* DATA FOR THE TASK
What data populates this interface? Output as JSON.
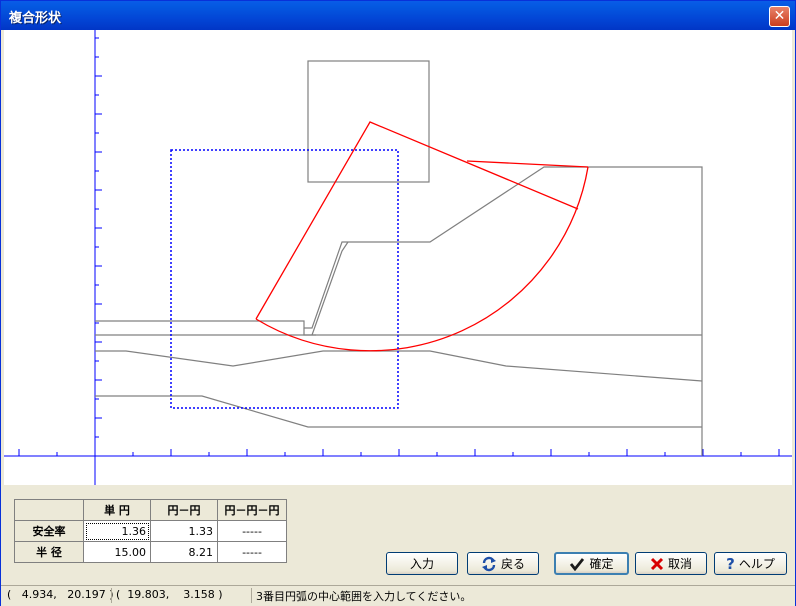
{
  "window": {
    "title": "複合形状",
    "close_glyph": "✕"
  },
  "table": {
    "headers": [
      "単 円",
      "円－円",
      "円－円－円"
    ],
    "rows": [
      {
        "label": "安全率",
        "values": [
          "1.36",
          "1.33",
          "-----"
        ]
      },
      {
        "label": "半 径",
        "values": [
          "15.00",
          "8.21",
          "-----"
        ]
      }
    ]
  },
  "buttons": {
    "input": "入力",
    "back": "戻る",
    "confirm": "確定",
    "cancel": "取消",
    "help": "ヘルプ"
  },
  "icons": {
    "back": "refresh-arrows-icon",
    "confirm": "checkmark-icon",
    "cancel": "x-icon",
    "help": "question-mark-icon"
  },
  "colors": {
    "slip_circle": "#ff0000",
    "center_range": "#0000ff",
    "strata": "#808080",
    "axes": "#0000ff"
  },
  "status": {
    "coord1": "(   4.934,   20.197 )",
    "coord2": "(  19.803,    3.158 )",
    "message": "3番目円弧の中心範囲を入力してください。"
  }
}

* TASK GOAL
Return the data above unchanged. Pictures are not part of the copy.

* OUTPUT
What data populates this interface? Output as JSON.
{
  "window": {
    "title": "複合形状",
    "close_glyph": "✕"
  },
  "table": {
    "headers": [
      "単 円",
      "円－円",
      "円－円－円"
    ],
    "rows": [
      {
        "label": "安全率",
        "values": [
          "1.36",
          "1.33",
          "-----"
        ]
      },
      {
        "label": "半 径",
        "values": [
          "15.00",
          "8.21",
          "-----"
        ]
      }
    ]
  },
  "buttons": {
    "input": "入力",
    "back": "戻る",
    "confirm": "確定",
    "cancel": "取消",
    "help": "ヘルプ"
  },
  "icons": {
    "back": "refresh-arrows-icon",
    "confirm": "checkmark-icon",
    "cancel": "x-icon",
    "help": "question-mark-icon"
  },
  "colors": {
    "slip_circle": "#ff0000",
    "center_range": "#0000ff",
    "strata": "#808080",
    "axes": "#0000ff"
  },
  "status": {
    "coord1": "(   4.934,   20.197 )",
    "coord2": "(  19.803,    3.158 )",
    "message": "3番目円弧の中心範囲を入力してください。"
  }
}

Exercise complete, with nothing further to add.